2.) I've had visitors. Brad came down for two weeks to recuperate from working on Blades of Glory. He went back up to Vancouver on Thursday. And my brother, sister-in-law, and niece were also staying with us for a few days, so it was a bit crowded.

3.) I've been wasting a lot of time researching WiFi VoIP phones. In an effort to reduce our cellphone bills, we were looking into getting Brad a WiFi phone to use in Vancouver so he can call me and his family in WV. We've had Vonage for awhile now at home, but he wanted a WiFi phone he could use both at work and at his apartment. Since Vonage customer support was less than helpful in figuring out how to make this all work with our existing account and Brad didn't want to get a phone that was locked to Vonage anyway, he signed up for Broadvoice instead and got a dual cell/VoIP phone through eBay. Unfortunately, his phone doesn't actually work the way we need it to for reasons too technical for me to even describe. I had to order him a new phone today. Once that arrives, I will set it up here and mail it to him. Trying to wrap my head around all these different protocols has made my brain hurt. I hope Broadvoice works decently after all this.

4.) I've been doing lots of writing. Not. I will attempt to remedy that this weekend, now that I've caught up on all the episodes of Heroes. Brad made me watch the first episode last weekend, which meant that I spent a few hours every day for the past week watching the rest. I'm out of episodes now, so theoretically I can get some work done.

But I need a nap first.

Monday, March 05, 2007


I bought a couple of books the other day to explore my nascent interest in comics scriptwriting. I don't know how it happened, but several months ago I decided that I'd like to write some graphic novels, despite the fact that I'd never really had any interest in reading them. Go figure. So, I'm working my way into reading The Sandman series and scouting around for other comics that might catch my interest, and I thought it might be useful to get some books on writing comics to see how it's done.
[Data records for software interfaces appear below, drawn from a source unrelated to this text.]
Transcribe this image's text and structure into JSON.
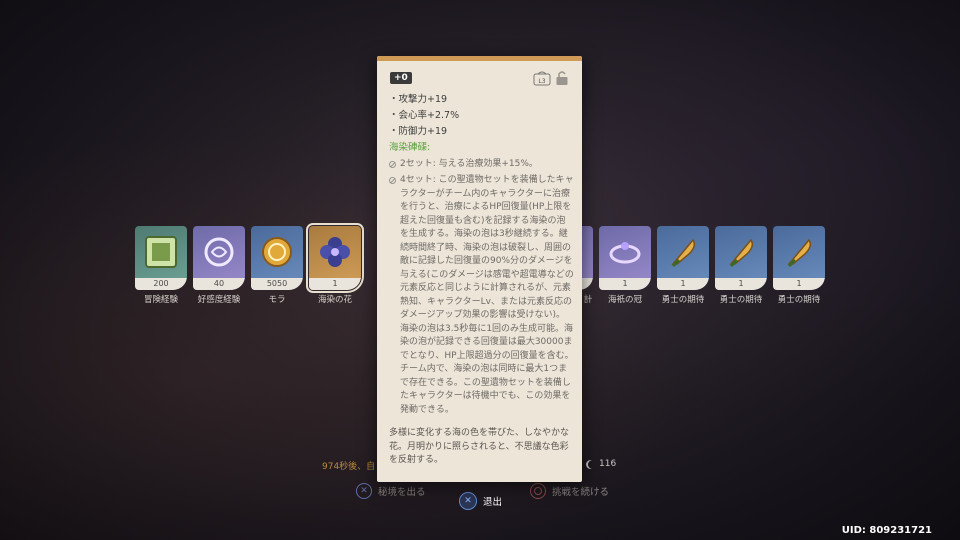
{
  "items": [
    {
      "label": "冒険経験",
      "count": "200",
      "icon": "adventure-exp-book-icon",
      "rarity": "r2"
    },
    {
      "label": "好感度経験",
      "count": "40",
      "icon": "companionship-exp-icon",
      "rarity": "r4"
    },
    {
      "label": "モラ",
      "count": "5050",
      "icon": "mora-coin-icon",
      "rarity": "r3"
    },
    {
      "label": "海染の花",
      "count": "1",
      "icon": "flower-artifact-icon",
      "rarity": "r5"
    },
    {
      "label": "計",
      "count": "1",
      "icon": "artifact-icon",
      "rarity": "r4"
    },
    {
      "label": "海祇の冠",
      "count": "1",
      "icon": "circlet-artifact-icon",
      "rarity": "r4"
    },
    {
      "label": "勇士の期待",
      "count": "1",
      "icon": "quill-artifact-icon",
      "rarity": "r3"
    },
    {
      "label": "勇士の期待",
      "count": "1",
      "icon": "quill-artifact-icon",
      "rarity": "r3"
    },
    {
      "label": "勇士の期待",
      "count": "1",
      "icon": "quill-artifact-icon",
      "rarity": "r3"
    }
  ],
  "tooltip": {
    "level": "+0",
    "lock_icon": "lock-icon",
    "lock_key": "L3",
    "stats": [
      "・攻撃力+19",
      "・会心率+2.7%",
      "・防御力+19"
    ],
    "set_name": "海染硨磲:",
    "effects": [
      "2セット: 与える治療効果+15%。",
      "4セット: この聖遺物セットを装備したキャラクターがチーム内のキャラクターに治療を行うと、治療によるHP回復量(HP上限を超えた回復量も含む)を記録する海染の泡を生成する。海染の泡は3秒継続する。継続時間終了時、海染の泡は破裂し、周囲の敵に記録した回復量の90%分のダメージを与える(このダメージは感電や超電導などの元素反応と同じように計算されるが、元素熟知、キャラクターLv、または元素反応のダメージアップ効果の影響は受けない)。海染の泡は3.5秒毎に1回のみ生成可能。海染の泡が記録できる回復量は最大30000までとなり、HP上限超過分の回復量を含む。チーム内で、海染の泡は同時に最大1つまで存在できる。この聖遺物セットを装備したキャラクターは待機中でも、この効果を発動できる。"
    ],
    "description": "多様に変化する海の色を帯びた、しなやかな花。月明かりに照らされると、不思議な色彩を反射する。"
  },
  "footer": {
    "timer": "974秒後、自",
    "resin": "116",
    "leave_label": "秘境を出る",
    "exit_label": "退出",
    "continue_label": "挑戦を続ける",
    "uid": "UID: 809231721"
  },
  "colors": {
    "accent": "#cf9a56",
    "set_green": "#5aa13c",
    "tooltip_bg": "#ece5d8"
  }
}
The first book I got, Alan Moore's Writing for Comics, is an extended essay he wrote several years ago, near the beginning of his career, together with an afterword written after he'd become a jaded professional. The second book, Writers on Comics Scriptwriting, is a collection of interviews with writers like Neil Gaiman, Frank Miller, Grant Morrison, etc. I finished the Moore book; it's really short, but gives a good overview of the process he goes through to come up with a script. I'm slowly picking my way through the interviews, reading about just one or two writers every couple of days.

Of course, when writing any kind of story, a lot of the issues are the same--developing characters, tying together themes and plots, creating settings, and all that--so the basics of good storytelling don't change, and neither of the books have anything new to say about that. What I find interesting about writing for comics is the increased emphasis on story structure. Comics writers usually have a set number of pages in which to tell their story, so there's a lot of thought that goes into how the story is paced and structured to fit within that space. Structure's also important because you aren't able to drown the reader in a river of words. Because the writer needs to economise on the number of words he uses to tell the story, and even the number of images used to convey the story, he needs to be more aware of what the key images are and how to structure them into a coherent, cohesive whole. I also like how writing comics forces you to think more visually, which is a skill that I hope to carry over to my regular fiction writing.

I'm going to try drafting some of my current stories in script-style to see if that can get my brain thinking about them in ways that will enable me to fill in the holes. I know it's easier for me to write a screenplay than to draft a regular story. We'll see how this goes.